Segment Start: Dataset records
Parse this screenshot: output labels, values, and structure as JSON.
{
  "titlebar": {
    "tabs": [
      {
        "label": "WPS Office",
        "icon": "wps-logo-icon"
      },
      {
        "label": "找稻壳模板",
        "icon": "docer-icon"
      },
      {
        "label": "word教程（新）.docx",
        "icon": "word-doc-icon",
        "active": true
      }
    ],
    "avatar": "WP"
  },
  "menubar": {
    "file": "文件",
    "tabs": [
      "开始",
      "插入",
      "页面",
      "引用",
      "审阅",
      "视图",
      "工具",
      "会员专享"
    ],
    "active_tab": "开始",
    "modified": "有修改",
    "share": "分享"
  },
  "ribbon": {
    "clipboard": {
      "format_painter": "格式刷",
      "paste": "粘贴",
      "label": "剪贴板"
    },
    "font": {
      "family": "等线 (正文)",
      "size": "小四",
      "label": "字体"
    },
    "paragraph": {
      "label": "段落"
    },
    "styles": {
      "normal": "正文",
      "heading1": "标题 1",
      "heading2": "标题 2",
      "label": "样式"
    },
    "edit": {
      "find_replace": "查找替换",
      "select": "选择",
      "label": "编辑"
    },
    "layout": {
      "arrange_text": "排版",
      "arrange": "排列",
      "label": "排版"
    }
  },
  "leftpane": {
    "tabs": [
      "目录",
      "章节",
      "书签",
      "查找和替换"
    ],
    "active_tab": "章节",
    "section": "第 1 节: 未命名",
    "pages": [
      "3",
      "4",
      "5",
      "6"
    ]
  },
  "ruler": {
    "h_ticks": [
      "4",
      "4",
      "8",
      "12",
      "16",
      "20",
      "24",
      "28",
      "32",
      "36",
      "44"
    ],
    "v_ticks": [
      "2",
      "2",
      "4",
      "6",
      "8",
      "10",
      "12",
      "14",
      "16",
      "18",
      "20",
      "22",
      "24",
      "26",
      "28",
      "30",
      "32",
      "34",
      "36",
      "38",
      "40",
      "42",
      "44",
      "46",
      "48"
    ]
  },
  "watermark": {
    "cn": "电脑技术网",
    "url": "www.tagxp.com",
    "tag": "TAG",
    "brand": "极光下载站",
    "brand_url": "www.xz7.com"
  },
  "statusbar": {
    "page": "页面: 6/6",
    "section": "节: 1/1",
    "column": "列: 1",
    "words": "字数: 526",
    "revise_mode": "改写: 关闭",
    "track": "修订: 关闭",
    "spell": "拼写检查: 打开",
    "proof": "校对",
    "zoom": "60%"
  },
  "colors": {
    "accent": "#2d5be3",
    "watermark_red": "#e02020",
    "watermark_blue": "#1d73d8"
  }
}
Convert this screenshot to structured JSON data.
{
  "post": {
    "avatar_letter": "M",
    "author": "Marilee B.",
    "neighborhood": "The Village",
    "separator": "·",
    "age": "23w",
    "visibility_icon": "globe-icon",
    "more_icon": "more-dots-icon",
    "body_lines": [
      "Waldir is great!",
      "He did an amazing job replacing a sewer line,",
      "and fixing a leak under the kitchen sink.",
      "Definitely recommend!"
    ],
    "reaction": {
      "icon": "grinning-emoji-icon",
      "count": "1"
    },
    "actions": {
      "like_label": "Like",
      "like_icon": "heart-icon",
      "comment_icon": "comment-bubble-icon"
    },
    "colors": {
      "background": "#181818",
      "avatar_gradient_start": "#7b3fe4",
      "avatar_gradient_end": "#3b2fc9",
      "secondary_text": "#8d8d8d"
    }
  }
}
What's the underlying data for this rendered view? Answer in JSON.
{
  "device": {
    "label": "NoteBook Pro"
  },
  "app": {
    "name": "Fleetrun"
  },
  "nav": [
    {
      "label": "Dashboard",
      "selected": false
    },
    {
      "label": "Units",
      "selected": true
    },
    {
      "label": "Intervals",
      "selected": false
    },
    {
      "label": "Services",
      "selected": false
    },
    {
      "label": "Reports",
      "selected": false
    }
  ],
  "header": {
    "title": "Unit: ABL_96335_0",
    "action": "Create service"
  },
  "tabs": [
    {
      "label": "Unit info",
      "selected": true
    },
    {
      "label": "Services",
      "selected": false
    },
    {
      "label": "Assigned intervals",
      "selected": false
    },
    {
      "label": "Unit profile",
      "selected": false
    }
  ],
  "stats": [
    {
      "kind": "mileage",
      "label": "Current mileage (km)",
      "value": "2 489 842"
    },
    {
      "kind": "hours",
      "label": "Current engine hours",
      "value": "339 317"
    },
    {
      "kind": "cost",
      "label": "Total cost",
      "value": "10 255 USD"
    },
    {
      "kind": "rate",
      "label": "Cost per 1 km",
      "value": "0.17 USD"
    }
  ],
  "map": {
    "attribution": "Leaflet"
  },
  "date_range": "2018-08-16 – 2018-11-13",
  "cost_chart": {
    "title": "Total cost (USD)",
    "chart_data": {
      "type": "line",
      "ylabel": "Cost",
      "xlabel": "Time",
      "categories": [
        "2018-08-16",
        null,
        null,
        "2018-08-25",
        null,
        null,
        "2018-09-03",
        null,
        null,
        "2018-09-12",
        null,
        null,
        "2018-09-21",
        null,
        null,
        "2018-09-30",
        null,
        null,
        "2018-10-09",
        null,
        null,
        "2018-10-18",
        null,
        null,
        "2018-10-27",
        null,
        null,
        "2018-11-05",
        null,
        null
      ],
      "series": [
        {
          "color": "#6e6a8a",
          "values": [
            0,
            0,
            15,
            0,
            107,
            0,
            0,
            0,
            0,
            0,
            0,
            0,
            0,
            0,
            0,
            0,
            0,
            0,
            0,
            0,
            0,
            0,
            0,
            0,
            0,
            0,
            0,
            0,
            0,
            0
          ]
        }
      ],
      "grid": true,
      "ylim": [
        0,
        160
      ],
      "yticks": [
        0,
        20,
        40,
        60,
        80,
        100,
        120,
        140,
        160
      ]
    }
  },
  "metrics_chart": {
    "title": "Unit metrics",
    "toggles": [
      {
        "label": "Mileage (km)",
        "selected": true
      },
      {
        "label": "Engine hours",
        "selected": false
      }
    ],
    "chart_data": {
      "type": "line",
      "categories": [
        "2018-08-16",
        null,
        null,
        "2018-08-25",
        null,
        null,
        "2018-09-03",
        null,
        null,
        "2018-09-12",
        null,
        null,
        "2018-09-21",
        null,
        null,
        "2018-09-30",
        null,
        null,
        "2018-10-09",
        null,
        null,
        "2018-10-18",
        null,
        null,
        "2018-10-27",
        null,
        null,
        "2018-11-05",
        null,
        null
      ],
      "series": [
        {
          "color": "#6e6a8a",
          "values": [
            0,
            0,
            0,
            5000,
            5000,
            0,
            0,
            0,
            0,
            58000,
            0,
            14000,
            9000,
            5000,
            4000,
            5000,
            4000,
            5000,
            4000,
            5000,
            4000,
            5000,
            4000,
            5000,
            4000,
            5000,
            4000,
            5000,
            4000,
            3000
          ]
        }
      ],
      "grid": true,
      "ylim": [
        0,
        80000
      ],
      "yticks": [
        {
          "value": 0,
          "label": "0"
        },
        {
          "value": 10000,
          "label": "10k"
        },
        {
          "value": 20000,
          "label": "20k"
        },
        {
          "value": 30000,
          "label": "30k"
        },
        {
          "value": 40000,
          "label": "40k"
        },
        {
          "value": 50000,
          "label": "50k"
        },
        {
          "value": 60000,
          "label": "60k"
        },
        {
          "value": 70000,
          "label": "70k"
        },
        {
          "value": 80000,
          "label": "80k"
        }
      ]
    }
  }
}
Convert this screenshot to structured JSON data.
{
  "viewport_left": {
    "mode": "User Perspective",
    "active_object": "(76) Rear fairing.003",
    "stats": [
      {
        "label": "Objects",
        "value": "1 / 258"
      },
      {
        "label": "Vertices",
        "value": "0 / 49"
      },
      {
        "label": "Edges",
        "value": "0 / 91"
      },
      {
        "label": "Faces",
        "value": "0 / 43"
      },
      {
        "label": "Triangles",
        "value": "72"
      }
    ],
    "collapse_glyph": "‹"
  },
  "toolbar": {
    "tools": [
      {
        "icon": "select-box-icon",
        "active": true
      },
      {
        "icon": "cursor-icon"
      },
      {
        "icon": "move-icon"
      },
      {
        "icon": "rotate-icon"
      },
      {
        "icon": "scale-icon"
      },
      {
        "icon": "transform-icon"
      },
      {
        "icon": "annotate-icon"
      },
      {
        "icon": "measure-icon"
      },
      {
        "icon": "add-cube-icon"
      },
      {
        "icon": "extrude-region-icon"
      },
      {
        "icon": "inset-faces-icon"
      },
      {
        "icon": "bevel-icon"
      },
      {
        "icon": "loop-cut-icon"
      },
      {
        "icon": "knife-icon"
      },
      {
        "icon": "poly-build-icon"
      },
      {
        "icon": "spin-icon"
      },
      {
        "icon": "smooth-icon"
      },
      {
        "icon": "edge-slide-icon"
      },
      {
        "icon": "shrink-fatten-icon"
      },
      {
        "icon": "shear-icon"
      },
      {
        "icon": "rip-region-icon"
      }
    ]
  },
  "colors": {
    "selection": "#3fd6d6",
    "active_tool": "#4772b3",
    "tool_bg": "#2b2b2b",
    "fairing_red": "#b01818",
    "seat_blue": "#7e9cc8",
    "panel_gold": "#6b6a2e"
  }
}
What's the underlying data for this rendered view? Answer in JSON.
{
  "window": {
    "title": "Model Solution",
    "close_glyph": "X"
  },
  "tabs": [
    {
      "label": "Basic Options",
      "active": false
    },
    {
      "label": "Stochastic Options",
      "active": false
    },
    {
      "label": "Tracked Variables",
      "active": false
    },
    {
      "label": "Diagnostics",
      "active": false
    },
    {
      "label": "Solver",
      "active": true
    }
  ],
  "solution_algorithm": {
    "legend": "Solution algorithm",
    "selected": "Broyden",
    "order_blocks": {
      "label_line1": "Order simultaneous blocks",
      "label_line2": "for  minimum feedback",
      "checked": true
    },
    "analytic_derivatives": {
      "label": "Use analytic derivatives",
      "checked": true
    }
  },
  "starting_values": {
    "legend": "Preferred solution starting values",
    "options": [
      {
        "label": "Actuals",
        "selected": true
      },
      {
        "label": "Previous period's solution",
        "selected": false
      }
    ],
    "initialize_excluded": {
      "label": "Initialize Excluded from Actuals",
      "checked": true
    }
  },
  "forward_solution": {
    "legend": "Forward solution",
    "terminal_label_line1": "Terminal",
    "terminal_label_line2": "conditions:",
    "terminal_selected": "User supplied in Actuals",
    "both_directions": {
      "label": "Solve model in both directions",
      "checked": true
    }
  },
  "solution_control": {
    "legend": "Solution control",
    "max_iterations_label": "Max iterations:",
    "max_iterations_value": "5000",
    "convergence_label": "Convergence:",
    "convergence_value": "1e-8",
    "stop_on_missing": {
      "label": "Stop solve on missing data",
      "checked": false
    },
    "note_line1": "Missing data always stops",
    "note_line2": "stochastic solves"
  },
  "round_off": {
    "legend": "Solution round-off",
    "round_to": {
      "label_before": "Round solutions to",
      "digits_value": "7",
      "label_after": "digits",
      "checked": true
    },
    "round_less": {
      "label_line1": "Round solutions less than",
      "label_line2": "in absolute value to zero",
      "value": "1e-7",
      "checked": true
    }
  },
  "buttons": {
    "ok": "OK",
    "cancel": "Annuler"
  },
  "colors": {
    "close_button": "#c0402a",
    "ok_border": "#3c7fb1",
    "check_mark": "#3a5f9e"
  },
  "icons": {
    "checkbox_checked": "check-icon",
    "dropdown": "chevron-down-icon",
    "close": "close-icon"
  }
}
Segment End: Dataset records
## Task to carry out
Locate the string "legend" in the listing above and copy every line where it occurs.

## Answer below
    "legend": "Solution algorithm",
    "legend": "Preferred solution starting values",
    "legend": "Forward solution",
    "legend": "Solution control",
    "legend": "Solution round-off",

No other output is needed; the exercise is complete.